Web page and app entries
--------------------------------------------------
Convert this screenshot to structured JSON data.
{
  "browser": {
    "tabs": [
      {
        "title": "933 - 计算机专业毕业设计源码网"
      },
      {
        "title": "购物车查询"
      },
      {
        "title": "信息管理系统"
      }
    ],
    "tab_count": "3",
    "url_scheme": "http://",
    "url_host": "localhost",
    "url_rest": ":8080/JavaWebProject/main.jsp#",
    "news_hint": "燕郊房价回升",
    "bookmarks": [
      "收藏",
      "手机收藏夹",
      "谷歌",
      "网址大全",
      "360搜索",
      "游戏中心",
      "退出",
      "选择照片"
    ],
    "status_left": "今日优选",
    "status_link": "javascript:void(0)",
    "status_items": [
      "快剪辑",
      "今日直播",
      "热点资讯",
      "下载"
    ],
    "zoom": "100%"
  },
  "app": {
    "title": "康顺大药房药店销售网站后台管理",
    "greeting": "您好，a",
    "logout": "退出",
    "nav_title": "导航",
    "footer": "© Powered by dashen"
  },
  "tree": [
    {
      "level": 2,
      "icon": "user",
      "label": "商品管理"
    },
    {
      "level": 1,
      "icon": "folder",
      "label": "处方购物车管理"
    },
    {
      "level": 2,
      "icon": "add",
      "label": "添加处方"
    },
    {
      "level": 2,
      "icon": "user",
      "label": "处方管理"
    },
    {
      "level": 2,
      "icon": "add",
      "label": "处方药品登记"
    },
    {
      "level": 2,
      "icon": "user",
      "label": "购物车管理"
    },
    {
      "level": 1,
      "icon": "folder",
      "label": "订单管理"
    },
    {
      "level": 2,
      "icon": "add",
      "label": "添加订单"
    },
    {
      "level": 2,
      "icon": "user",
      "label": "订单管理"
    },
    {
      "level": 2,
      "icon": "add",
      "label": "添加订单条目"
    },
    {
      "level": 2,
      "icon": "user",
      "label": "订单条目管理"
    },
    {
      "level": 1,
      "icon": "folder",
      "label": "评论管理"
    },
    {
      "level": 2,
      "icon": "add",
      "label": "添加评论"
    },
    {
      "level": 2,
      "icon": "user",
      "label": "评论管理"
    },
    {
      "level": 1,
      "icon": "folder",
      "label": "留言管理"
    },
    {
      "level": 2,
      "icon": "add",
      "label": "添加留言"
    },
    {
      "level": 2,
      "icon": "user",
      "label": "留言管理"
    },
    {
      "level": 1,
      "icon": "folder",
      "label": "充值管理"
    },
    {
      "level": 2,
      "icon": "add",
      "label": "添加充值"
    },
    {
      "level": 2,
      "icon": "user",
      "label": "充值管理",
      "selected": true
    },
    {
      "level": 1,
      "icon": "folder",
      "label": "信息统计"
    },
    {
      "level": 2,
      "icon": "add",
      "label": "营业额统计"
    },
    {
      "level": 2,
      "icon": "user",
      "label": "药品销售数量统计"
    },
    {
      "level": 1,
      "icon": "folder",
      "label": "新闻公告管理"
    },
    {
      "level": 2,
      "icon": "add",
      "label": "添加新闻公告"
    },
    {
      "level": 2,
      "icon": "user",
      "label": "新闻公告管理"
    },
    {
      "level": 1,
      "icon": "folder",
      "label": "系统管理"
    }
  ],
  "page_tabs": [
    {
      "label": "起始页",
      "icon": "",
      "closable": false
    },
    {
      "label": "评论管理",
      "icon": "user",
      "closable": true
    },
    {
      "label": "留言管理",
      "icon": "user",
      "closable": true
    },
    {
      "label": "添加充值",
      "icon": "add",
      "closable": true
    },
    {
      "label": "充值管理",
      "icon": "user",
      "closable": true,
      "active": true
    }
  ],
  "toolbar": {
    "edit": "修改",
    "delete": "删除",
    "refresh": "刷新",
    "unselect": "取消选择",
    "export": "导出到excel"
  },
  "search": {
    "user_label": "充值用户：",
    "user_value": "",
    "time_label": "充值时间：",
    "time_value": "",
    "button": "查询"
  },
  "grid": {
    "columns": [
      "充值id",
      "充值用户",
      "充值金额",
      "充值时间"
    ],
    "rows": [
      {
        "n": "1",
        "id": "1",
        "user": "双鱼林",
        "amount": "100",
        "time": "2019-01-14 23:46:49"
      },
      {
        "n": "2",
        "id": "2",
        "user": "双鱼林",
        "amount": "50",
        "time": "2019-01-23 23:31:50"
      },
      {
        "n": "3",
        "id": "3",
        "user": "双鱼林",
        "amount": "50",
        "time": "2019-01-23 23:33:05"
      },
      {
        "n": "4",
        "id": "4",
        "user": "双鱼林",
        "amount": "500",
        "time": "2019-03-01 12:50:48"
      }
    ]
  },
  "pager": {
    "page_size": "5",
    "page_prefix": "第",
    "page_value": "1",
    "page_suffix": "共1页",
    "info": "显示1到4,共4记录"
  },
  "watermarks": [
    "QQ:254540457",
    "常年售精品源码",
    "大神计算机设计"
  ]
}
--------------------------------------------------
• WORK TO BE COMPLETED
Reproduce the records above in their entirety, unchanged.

• TASK SOLUTION
Convert this screenshot to structured JSON data.
{
  "browser": {
    "tabs": [
      {
        "title": "933 - 计算机专业毕业设计源码网"
      },
      {
        "title": "购物车查询"
      },
      {
        "title": "信息管理系统"
      }
    ],
    "tab_count": "3",
    "url_scheme": "http://",
    "url_host": "localhost",
    "url_rest": ":8080/JavaWebProject/main.jsp#",
    "news_hint": "燕郊房价回升",
    "bookmarks": [
      "收藏",
      "手机收藏夹",
      "谷歌",
      "网址大全",
      "360搜索",
      "游戏中心",
      "退出",
      "选择照片"
    ],
    "status_left": "今日优选",
    "status_link": "javascript:void(0)",
    "status_items": [
      "快剪辑",
      "今日直播",
      "热点资讯",
      "下载"
    ],
    "zoom": "100%"
  },
  "app": {
    "title": "康顺大药房药店销售网站后台管理",
    "greeting": "您好，a",
    "logout": "退出",
    "nav_title": "导航",
    "footer": "© Powered by dashen"
  },
  "tree": [
    {
      "level": 2,
      "icon": "user",
      "label": "商品管理"
    },
    {
      "level": 1,
      "icon": "folder",
      "label": "处方购物车管理"
    },
    {
      "level": 2,
      "icon": "add",
      "label": "添加处方"
    },
    {
      "level": 2,
      "icon": "user",
      "label": "处方管理"
    },
    {
      "level": 2,
      "icon": "add",
      "label": "处方药品登记"
    },
    {
      "level": 2,
      "icon": "user",
      "label": "购物车管理"
    },
    {
      "level": 1,
      "icon": "folder",
      "label": "订单管理"
    },
    {
      "level": 2,
      "icon": "add",
      "label": "添加订单"
    },
    {
      "level": 2,
      "icon": "user",
      "label": "订单管理"
    },
    {
      "level": 2,
      "icon": "add",
      "label": "添加订单条目"
    },
    {
      "level": 2,
      "icon": "user",
      "label": "订单条目管理"
    },
    {
      "level": 1,
      "icon": "folder",
      "label": "评论管理"
    },
    {
      "level": 2,
      "icon": "add",
      "label": "添加评论"
    },
    {
      "level": 2,
      "icon": "user",
      "label": "评论管理"
    },
    {
      "level": 1,
      "icon": "folder",
      "label": "留言管理"
    },
    {
      "level": 2,
      "icon": "add",
      "label": "添加留言"
    },
    {
      "level": 2,
      "icon": "user",
      "label": "留言管理"
    },
    {
      "level": 1,
      "icon": "folder",
      "label": "充值管理"
    },
    {
      "level": 2,
      "icon": "add",
      "label": "添加充值"
    },
    {
      "level": 2,
      "icon": "user",
      "label": "充值管理",
      "selected": true
    },
    {
      "level": 1,
      "icon": "folder",
      "label": "信息统计"
    },
    {
      "level": 2,
      "icon": "add",
      "label": "营业额统计"
    },
    {
      "level": 2,
      "icon": "user",
      "label": "药品销售数量统计"
    },
    {
      "level": 1,
      "icon": "folder",
      "label": "新闻公告管理"
    },
    {
      "level": 2,
      "icon": "add",
      "label": "添加新闻公告"
    },
    {
      "level": 2,
      "icon": "user",
      "label": "新闻公告管理"
    },
    {
      "level": 1,
      "icon": "folder",
      "label": "系统管理"
    }
  ],
  "page_tabs": [
    {
      "label": "起始页",
      "icon": "",
      "closable": false
    },
    {
      "label": "评论管理",
      "icon": "user",
      "closable": true
    },
    {
      "label": "留言管理",
      "icon": "user",
      "closable": true
    },
    {
      "label": "添加充值",
      "icon": "add",
      "closable": true
    },
    {
      "label": "充值管理",
      "icon": "user",
      "closable": true,
      "active": true
    }
  ],
  "toolbar": {
    "edit": "修改",
    "delete": "删除",
    "refresh": "刷新",
    "unselect": "取消选择",
    "export": "导出到excel"
  },
  "search": {
    "user_label": "充值用户：",
    "user_value": "",
    "time_label": "充值时间：",
    "time_value": "",
    "button": "查询"
  },
  "grid": {
    "columns": [
      "充值id",
      "充值用户",
      "充值金额",
      "充值时间"
    ],
    "rows": [
      {
        "n": "1",
        "id": "1",
        "user": "双鱼林",
        "amount": "100",
        "time": "2019-01-14 23:46:49"
      },
      {
        "n": "2",
        "id": "2",
        "user": "双鱼林",
        "amount": "50",
        "time": "2019-01-23 23:31:50"
      },
      {
        "n": "3",
        "id": "3",
        "user": "双鱼林",
        "amount": "50",
        "time": "2019-01-23 23:33:05"
      },
      {
        "n": "4",
        "id": "4",
        "user": "双鱼林",
        "amount": "500",
        "time": "2019-03-01 12:50:48"
      }
    ]
  },
  "pager": {
    "page_size": "5",
    "page_prefix": "第",
    "page_value": "1",
    "page_suffix": "共1页",
    "info": "显示1到4,共4记录"
  },
  "watermarks": [
    "QQ:254540457",
    "常年售精品源码",
    "大神计算机设计"
  ]
}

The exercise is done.